Bioethics @ TIU

Fertility with frozen eggs: not a sure thing

Posted February 1st, 2018 by Jon Holmlund

In case you didn’t see it, the Washington Post has this story about how more women are trying to improve their overall chances of having a baby—particularly in the later reproductive years of their 30’s and 40’s—but success is far from certain.  Human oocytes (eggs) are fragile things, and it was not until recent years that freezing techniques developed to a point that would allow… // Read More »

Update on clinical studies of human gene editing

Posted January 24th, 2018 by Jon Holmlund

The January 22 edition of The Wall Street Journal carried an article the essential message of which was, “the Chinese are ahead of us in gene editing.”  Specifically, more human clinical trials are active in China than in the US using gene editing in some form to treat people with specific diseases.  Some of these trials use the “hot, new” CRISPR-Cas9 approach to gene editing. … // Read More »
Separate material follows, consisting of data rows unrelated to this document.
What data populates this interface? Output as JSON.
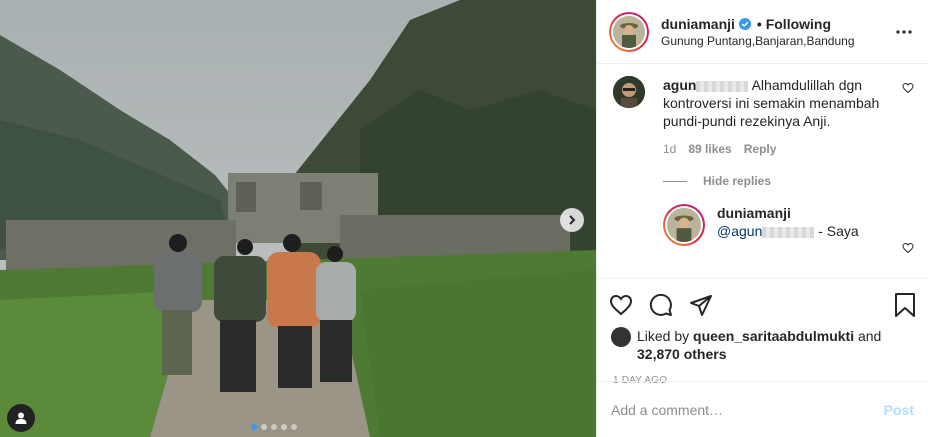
{
  "post": {
    "author": "duniamanji",
    "following_label": "• Following",
    "location": "Gunung Puntang,Banjaran,Bandung",
    "more_icon": "more-horizontal-icon"
  },
  "comments": [
    {
      "username_visible": "agun",
      "text": "Alhamdulillah dgn kontroversi ini semakin menambah pundi-pundi rezekinya Anji.",
      "age": "1d",
      "likes": "89 likes",
      "reply_label": "Reply",
      "hide_replies": "Hide replies",
      "replies": [
        {
          "username": "duniamanji",
          "mention_visible": "@agun",
          "text_suffix": "- Saya"
        }
      ]
    }
  ],
  "likes": {
    "prefix": "Liked by",
    "user": "queen_saritaabdulmukti",
    "and": "and",
    "others": "32,870 others"
  },
  "timestamp": "1 DAY AGO",
  "add_comment": {
    "placeholder": "Add a comment…",
    "post_label": "Post"
  },
  "carousel": {
    "total": 5,
    "active_index": 1
  },
  "colors": {
    "accent": "#3897f0",
    "verified": "#3897f0",
    "post_disabled": "#b2dffc",
    "muted": "#8e8e8e"
  }
}
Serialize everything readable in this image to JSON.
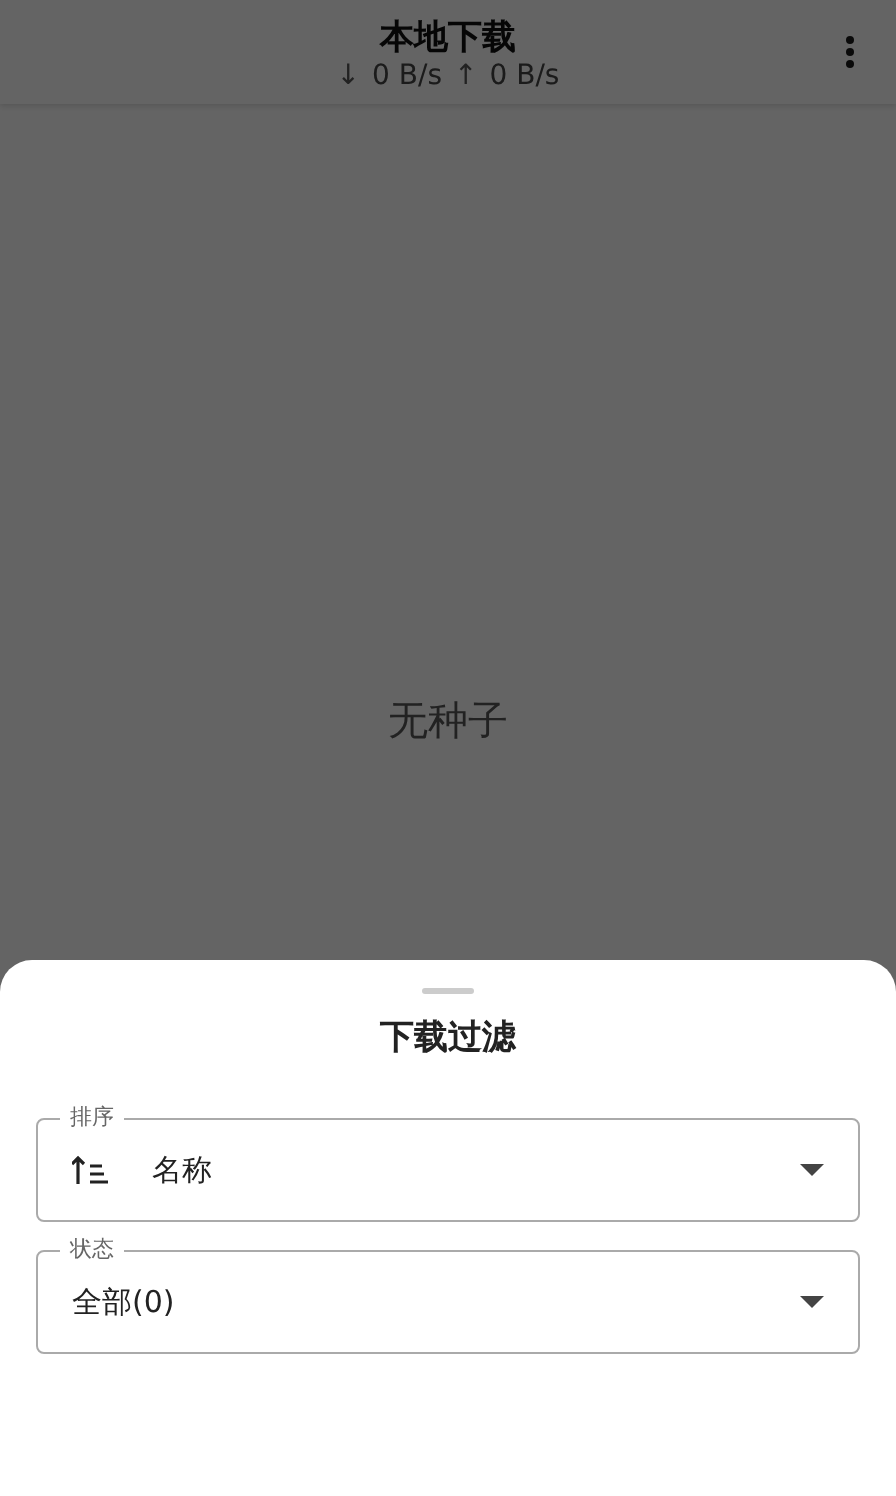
{
  "app_bar": {
    "title": "本地下载",
    "speeds": [
      {
        "arrow": "↓",
        "value": "0 B/s"
      },
      {
        "arrow": "↑",
        "value": "0 B/s"
      }
    ]
  },
  "empty_message": "无种子",
  "sheet": {
    "title": "下载过滤",
    "fields": [
      {
        "kind": "sort",
        "label": "排序",
        "value": "名称"
      },
      {
        "kind": "plain",
        "label": "状态",
        "value": "全部(0)"
      }
    ]
  }
}
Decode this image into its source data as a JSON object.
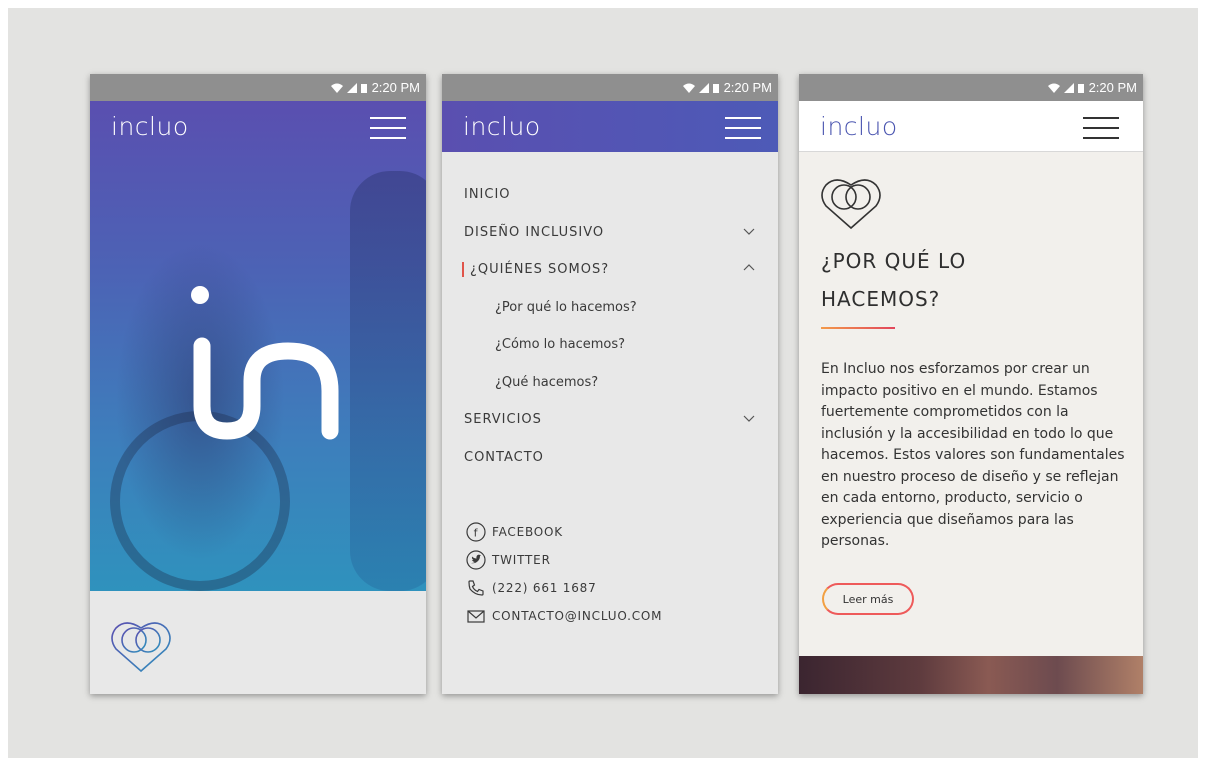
{
  "status": {
    "time": "2:20 PM"
  },
  "brand": {
    "logo": "incluo"
  },
  "screen1": {
    "hero_letters": "in"
  },
  "menu": {
    "items": [
      {
        "label": "INICIO"
      },
      {
        "label": "DISEÑO INCLUSIVO"
      },
      {
        "label": "¿QUIÉNES SOMOS?"
      },
      {
        "label": "SERVICIOS"
      },
      {
        "label": "CONTACTO"
      }
    ],
    "subitems": [
      {
        "label": "¿Por qué lo hacemos?"
      },
      {
        "label": "¿Cómo lo hacemos?"
      },
      {
        "label": "¿Qué hacemos?"
      }
    ]
  },
  "contact": {
    "facebook": "FACEBOOK",
    "twitter": "TWITTER",
    "phone": "(222) 661 1687",
    "email": "CONTACTO@INCLUO.COM"
  },
  "about": {
    "title_line1": "¿POR QUÉ LO",
    "title_line2": "HACEMOS?",
    "paragraph": "En Incluo nos esforzamos por crear un impacto positivo en el mundo. Estamos fuertemente comprometidos con la inclusión y la accesibilidad en todo lo que hacemos. Estos valores son fundamentales en nuestro proceso de diseño y se reflejan en cada entorno, producto, servicio o experiencia que diseñamos para las personas.",
    "read_more": "Leer más"
  },
  "colors": {
    "brand_purple": "#5a4fb0",
    "brand_teal": "#2f92bd",
    "accent_orange": "#f39a4a",
    "accent_red": "#e0544a"
  },
  "icons": [
    "wifi-icon",
    "signal-icon",
    "battery-icon",
    "menu-icon",
    "chevron-down-icon",
    "chevron-up-icon",
    "facebook-icon",
    "twitter-icon",
    "phone-icon",
    "mail-icon",
    "heart-rings-icon"
  ]
}
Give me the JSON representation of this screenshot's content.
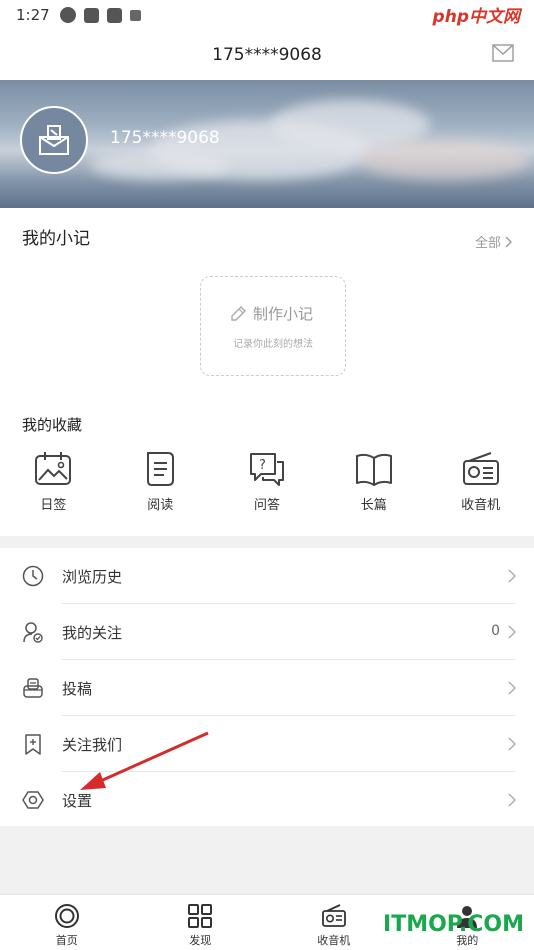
{
  "status_bar": {
    "time": "1:27"
  },
  "watermark_top": "php中文网",
  "header": {
    "title": "175****9068",
    "mail_icon": "mail-icon"
  },
  "profile": {
    "username": "175****9068",
    "avatar_icon": "avatar-box-icon"
  },
  "notes": {
    "title": "我的小记",
    "all_label": "全部",
    "make_label": "制作小记",
    "make_sub": "记录你此刻的想法"
  },
  "favorites": {
    "title": "我的收藏",
    "items": [
      {
        "label": "日签",
        "icon": "calendar-sign-icon"
      },
      {
        "label": "阅读",
        "icon": "document-icon"
      },
      {
        "label": "问答",
        "icon": "qa-bubble-icon"
      },
      {
        "label": "长篇",
        "icon": "book-icon"
      },
      {
        "label": "收音机",
        "icon": "radio-icon"
      }
    ]
  },
  "menu": [
    {
      "label": "浏览历史",
      "icon": "clock-icon",
      "count": ""
    },
    {
      "label": "我的关注",
      "icon": "user-follow-icon",
      "count": "0"
    },
    {
      "label": "投稿",
      "icon": "submit-tray-icon",
      "count": ""
    },
    {
      "label": "关注我们",
      "icon": "bookmark-plus-icon",
      "count": ""
    },
    {
      "label": "设置",
      "icon": "hexagon-settings-icon",
      "count": ""
    }
  ],
  "tabbar": [
    {
      "label": "首页",
      "icon": "home-circle-icon"
    },
    {
      "label": "发现",
      "icon": "grid-icon"
    },
    {
      "label": "收音机",
      "icon": "radio-icon"
    },
    {
      "label": "我的",
      "icon": "person-icon"
    }
  ],
  "watermark_bottom": "ITMOP.COM",
  "colors": {
    "accent_red": "#d62b2b",
    "watermark_green": "#1aa84c"
  }
}
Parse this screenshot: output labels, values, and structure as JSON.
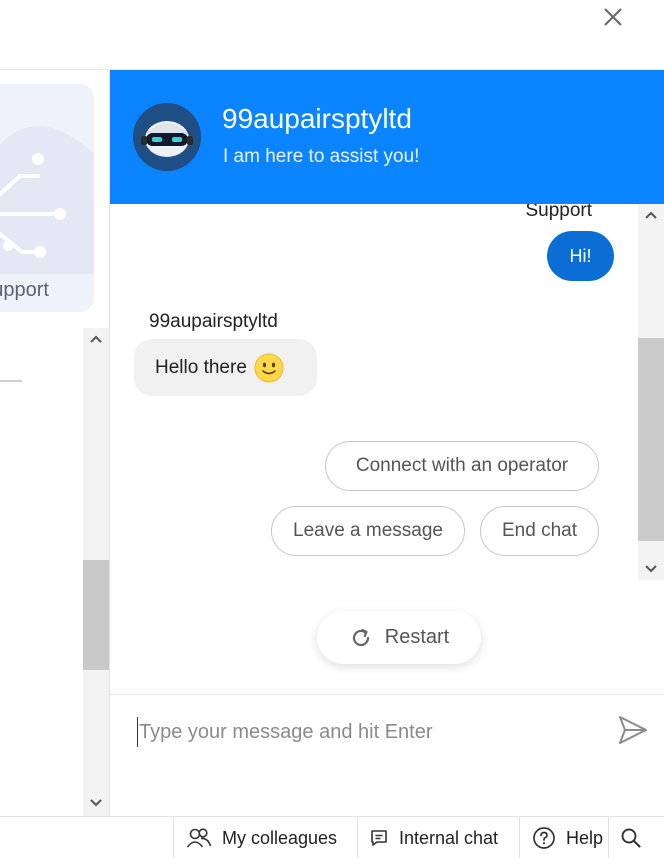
{
  "window": {
    "close_icon": "close-icon"
  },
  "background_pane": {
    "support_card_label": "Support"
  },
  "chat": {
    "bot_name": "99aupairsptyltd",
    "tagline": "I am here to assist you!",
    "messages": [
      {
        "sender": "Support",
        "text": "Hi!",
        "side": "right"
      },
      {
        "sender": "99aupairsptyltd",
        "text": "Hello there",
        "side": "left",
        "emoji": "slightly-smiling-face"
      }
    ],
    "quick_replies": [
      "Connect with an operator",
      "Leave a message",
      "End chat"
    ],
    "restart_label": "Restart",
    "input_placeholder": "Type your message and hit Enter",
    "input_value": ""
  },
  "bottom_bar": {
    "items": [
      {
        "label": "My colleagues",
        "icon": "people-icon"
      },
      {
        "label": "Internal chat",
        "icon": "chat-icon"
      },
      {
        "label": "Help",
        "icon": "help-icon"
      },
      {
        "label": "",
        "icon": "search-icon"
      }
    ]
  },
  "colors": {
    "header_blue": "#0a85ff",
    "user_bubble": "#0a6ed6",
    "bot_bubble": "#f1f1f1",
    "avatar_bg": "#1f4f84"
  }
}
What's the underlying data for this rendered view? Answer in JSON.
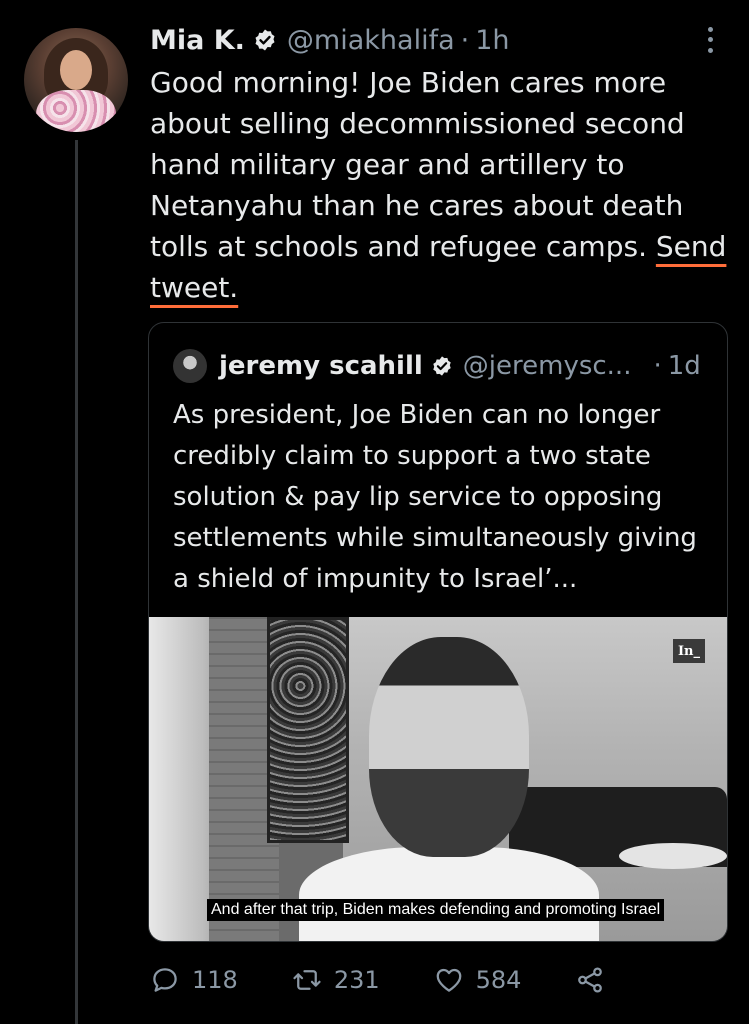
{
  "tweet": {
    "author_name": "Mia K.",
    "handle": "@miakhalifa",
    "separator": "·",
    "time": "1h",
    "text_main": "Good morning! Joe Biden cares more about selling decommissioned second hand military gear and artillery to Netanyahu than he cares about death tolls at schools and refugee camps. ",
    "text_underlined": "Send tweet."
  },
  "quote": {
    "author_name": "jeremy scahill",
    "handle": "@jeremysc...",
    "separator": "·",
    "time": "1d",
    "text": "As president, Joe Biden can no longer credibly claim to support a two state solution & pay lip service to opposing settlements while simultaneously giving a shield of impunity to Israel’...",
    "media_logo": "In_",
    "subtitle": "And after that trip, Biden makes defending and promoting Israel"
  },
  "actions": {
    "reply_count": "118",
    "retweet_count": "231",
    "like_count": "584"
  },
  "colors": {
    "background": "#000000",
    "text": "#e7e9ea",
    "secondary_text": "#8b98a5",
    "verified": "#e7e9ea",
    "underline": "#ff6d3a"
  },
  "icons": {
    "verified": "verified-badge-icon",
    "more": "more-vertical-icon",
    "reply": "reply-icon",
    "retweet": "retweet-icon",
    "like": "heart-icon",
    "share": "share-icon"
  }
}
Selection of embryos in IVF to increase birth rates

Posted January 17th, 2018 by Steve Phillips

A recent article in the Daily Mail brought my attention to recent research by the British assisted reproduction scientist Simon Fishel (see abstract) on a technique which can help select which early developing embryos produced by IVF are most likely to result in a live birth when they are implanted. This technique in evolves repeatedly photographing the developing embryos and using a computerized process to… // Read More »

Will Medical Compliance Ever Become Non-Voluntary?

Posted January 16th, 2018 by Mark McQuain

A recent article by Dr. Lisa Rosenbaum in the New England Journal of Medicine explored both the benefits and drawbacks of Digital Adherence Monitoring. The focus was on the FDA’s recent approval of Abilify MyCite, a medicine technology that combines the medication aripiprazole, used to treat various psychiatric diseases such as schizophrenia, certain features of bipolar disorder and depression, with a digital ingestion tracking system…. // Read More »

The Brain and The Internet

Posted January 2nd, 2018 by Mark McQuain

The current Technology Review contains an article by Adam Piore featuring Dr. Eric Leuthardt, who, as the title claims, is “The [Neuro]Surgeon Who Wants to Connect You to the Internet with a Brain Implant”. After spending Christmas with my married millennial children, I am convinced there are no further connections required. But Dr. Leuthardt isn’t satisfied with clumsy thumbs and smartphones – he wants a… // Read More »

The Hubris of Head Transplantation

Posted December 19th, 2017 by Mark McQuain

As a rehabilitation physician with an interest in acute spinal cord injury, I try to keep abreast of neuroscience research both in animals and humans that might suggest a breakthrough in spinal cord injury recovery. Sadly, despite increased awareness by the general public from high-profile individuals who suffered this devastating injury (notably Christopher Reeve and his foundation), ongoing research in chemical, cellular transplant (including some… // Read More »

“Nervy” SHEEFs, pain, and moral status

Posted December 14th, 2017 by Jon Holmlund

In May of this year, my brief essays (literally, “attempts”) on synthetic human entities with embryo-like features, or SHEEFs for short, sought to ask what sort of human cellular constructs might or might not enjoy full human moral status; to wit, the right to life.  Some experimenters with SHEEFs have suggested that, since they may bypass the early (14 days of life) markers that normal,… // Read More »

Uterine Transplantation – for Men?

Posted December 5th, 2017 by Mark McQuain

Susan Haack began exploring the topic of uterine transplantation in women on this blog back in February 2014. In just under 4 short years, the technology has not only successfully resulted in live births in several women who received the uterine transplants, but outgoing president of the American Society of Reproductive Medicine, Dr. Richard Paulson, is suggesting we consider exploring the technique in men. While… // Read More »

Is Your Polygenic Risk Score a Good Thing?

Posted November 21st, 2017 by Mark McQuain

Back in October, Jon Holmlund wrote a blog entry regarding the popular company 23andMe and their collection of your health-related information along with your genetic material. I missed the significance of that relationship at the time. It took a recent article in Technology Review by my favorite technology writer Antonio Regalado to raise my ethical antennae. In his article, he explains the nexus of big… // Read More »

More about gene therapy and human gene editing

Posted November 16th, 2017 by Jon Holmlund

To my post of last week, add the case of a 44 year-old man who has received gene therapy for an inherited metabolic disease called Hunter’s syndrome. This is another example of a form of gene editing as true therapy.  That is, an existing individual is given a construct intended to edit his genes to introduce a gene that makes an enzyme that is lacking… // Read More »